Background checks are a significant source of anxiety for job seekers. Questions about how far backward employers go on such checks are prevalent if your past contains criminal activities. If that is not the case, and you have a DUI or any other type of traffic violation or bankruptcy on your record, this query may be troubling. You might be wondering if any of these flaws would jeopardize your search for a job.
In most cases, potential employers consider many aspects before making a final decision. First and foremost, most companies undertake checks that are relevant to the job. For instance, if you are not applying to drive a corporate car, there is no reason to be concerned about a traffic citation from five years back. However, it is advisable to disclose such information, as hiding certain matters are impossible. For instance, you cannot hide a DUI, especially if your potential position requires driving a company car.
An employer could conduct different types of checks to find out information about a potential employee. This article will look into the different types of checks available and the state and federal laws governing them.

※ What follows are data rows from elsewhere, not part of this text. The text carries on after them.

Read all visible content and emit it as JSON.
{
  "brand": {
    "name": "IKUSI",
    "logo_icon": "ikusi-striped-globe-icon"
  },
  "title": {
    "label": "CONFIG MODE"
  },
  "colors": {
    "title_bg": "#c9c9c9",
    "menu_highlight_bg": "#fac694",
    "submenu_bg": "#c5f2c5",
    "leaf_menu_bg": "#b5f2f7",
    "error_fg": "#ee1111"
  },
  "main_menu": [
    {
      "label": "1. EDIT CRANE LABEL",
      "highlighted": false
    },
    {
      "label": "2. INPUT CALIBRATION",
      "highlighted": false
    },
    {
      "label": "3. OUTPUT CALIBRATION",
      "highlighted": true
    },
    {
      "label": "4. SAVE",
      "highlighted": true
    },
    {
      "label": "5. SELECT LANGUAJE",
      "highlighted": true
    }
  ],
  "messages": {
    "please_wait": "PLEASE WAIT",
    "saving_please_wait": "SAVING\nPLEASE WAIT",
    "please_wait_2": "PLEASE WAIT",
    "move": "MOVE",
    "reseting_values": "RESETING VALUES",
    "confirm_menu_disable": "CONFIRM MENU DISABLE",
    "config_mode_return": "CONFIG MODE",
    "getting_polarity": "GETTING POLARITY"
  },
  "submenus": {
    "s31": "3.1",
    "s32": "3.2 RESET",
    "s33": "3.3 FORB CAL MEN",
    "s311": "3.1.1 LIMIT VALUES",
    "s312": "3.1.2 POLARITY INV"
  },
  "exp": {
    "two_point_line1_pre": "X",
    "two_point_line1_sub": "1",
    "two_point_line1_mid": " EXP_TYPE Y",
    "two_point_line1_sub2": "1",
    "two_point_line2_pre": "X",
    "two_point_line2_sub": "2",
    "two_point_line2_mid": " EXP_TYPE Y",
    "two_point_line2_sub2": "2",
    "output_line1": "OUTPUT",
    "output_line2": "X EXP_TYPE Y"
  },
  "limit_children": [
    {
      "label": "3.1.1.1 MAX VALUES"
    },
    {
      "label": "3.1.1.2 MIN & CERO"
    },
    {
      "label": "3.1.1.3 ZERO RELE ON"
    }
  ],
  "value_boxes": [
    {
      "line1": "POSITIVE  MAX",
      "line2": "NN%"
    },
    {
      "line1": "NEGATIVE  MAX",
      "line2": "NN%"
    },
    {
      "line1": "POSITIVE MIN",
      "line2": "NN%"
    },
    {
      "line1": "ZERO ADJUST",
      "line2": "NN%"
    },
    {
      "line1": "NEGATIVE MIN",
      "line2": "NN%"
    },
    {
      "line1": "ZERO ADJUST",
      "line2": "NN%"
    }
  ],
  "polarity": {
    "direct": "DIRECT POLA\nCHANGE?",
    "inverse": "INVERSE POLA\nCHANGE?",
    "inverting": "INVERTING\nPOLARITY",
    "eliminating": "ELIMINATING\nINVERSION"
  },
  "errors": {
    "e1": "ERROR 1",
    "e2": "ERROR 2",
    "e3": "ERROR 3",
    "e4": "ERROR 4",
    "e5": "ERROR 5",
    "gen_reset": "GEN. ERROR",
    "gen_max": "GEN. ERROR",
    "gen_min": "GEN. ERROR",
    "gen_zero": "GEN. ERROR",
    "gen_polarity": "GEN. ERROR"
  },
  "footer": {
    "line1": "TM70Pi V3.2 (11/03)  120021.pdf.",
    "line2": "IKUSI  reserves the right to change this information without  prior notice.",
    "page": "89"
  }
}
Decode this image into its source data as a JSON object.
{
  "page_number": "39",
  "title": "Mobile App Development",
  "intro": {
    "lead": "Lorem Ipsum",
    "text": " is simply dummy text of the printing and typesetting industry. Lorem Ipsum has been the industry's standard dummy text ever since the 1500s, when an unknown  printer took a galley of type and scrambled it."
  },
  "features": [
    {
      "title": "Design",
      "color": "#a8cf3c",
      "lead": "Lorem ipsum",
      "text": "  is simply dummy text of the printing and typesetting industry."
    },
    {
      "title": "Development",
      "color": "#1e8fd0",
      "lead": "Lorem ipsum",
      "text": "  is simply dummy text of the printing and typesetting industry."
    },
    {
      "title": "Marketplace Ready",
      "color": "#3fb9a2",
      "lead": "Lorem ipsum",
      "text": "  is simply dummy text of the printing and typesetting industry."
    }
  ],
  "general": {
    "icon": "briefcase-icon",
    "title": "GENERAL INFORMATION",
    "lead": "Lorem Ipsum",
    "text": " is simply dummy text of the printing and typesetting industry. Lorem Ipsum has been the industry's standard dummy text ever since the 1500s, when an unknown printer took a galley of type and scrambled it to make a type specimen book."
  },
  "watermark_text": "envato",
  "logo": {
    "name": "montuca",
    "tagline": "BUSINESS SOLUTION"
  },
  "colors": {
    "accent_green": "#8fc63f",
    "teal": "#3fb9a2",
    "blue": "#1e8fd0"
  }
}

How Far Back do Background Checks Go?
As mentioned earlier, various background checks search for different things and span different periods in an individual’s life. Generally, these checks usually encompass seven years of criminal and judicial records, but they can extend back further based on compliance rules and the information sought.
Remember that where you recruit impacts the laws, compliance, and regulations for various forms of background checks, including how far backward a person’s past may be reviewed and what you can check. Below are some necessary checks conducted by most companies.
Criminal and Court Records
Since there are no statutory boundaries on how far backward a search for criminal convictions may go, a criminal and court record search for an individual might span decades. Even though federal law allows for searches of a lifetime’s worth of conduct, there are reasons why businesses may not wish to look back further than the seven-year industry standard.
One argument is that it may not make sense to make a recruitment choice today based on an incident done decades ago, especially if it was a minor misdemeanor with no prior criminal history. Furthermore, several states have restrictions on how far backward criminal records may be checked.
In this case, companies must follow state rather than federal employment guidelines when hiring people in such states. Colorado, California, Kansas, Maryland, Massachusetts, New Hampshire, Montana, New York, New Mexico, and Washington State all restrict the filing of a felony to seven years from the date of conclusion of parole, disposition, or prison release. There are also varied income requirements in each of those states. If the candidate is projected to make a specific wage, various states will waive the limits.
While not all companies check credit records, many of them do. In particular, credit reports are beneficial for jobs that require workers to have fiduciary or financial responsibilities. Bankruptcies, accounts in collection, tax liens, and civil cases or judgments are all examples of items that might appear on a credit report. Note that pre-employment credit history records do not include credit scores.
The Fair Credit Reporting Act (FCRA) provides how credit history checks should be conducted and how far back they can go. Most of the time, screening can only go back seven years, although there are certain exceptions. For instance, previous bankruptcies can be recorded for a maximum of ten years.
Reviewing employment history necessitates careful consideration of how relevant the information will be to the company’s recruitment decision. Thus, it is critical to have a background screening partner with an established and effective procedure. Note that reviewing employment history can be confirmed throughout the employee’s lifetime.
Since the recruiter must contact all previous companies or their HR professionals, this type of investigation might take two to four days, or perhaps longer. As a result, the more jobs an applicant has changed, the more time-consuming the procedure gets. The background check might take one to two weeks if the applicant has worked in other nations. The candidate should anticipate signing a release document granting the firm access to the necessary information.
Background checks can reveal upsetting and embarrassing information to potential employers. However, it does not have to cut out off potential employment opportunities. With the help of the legal system and PeopleFinders, it is possible to control the information found during these checks and secure your job. Contact us today for more information.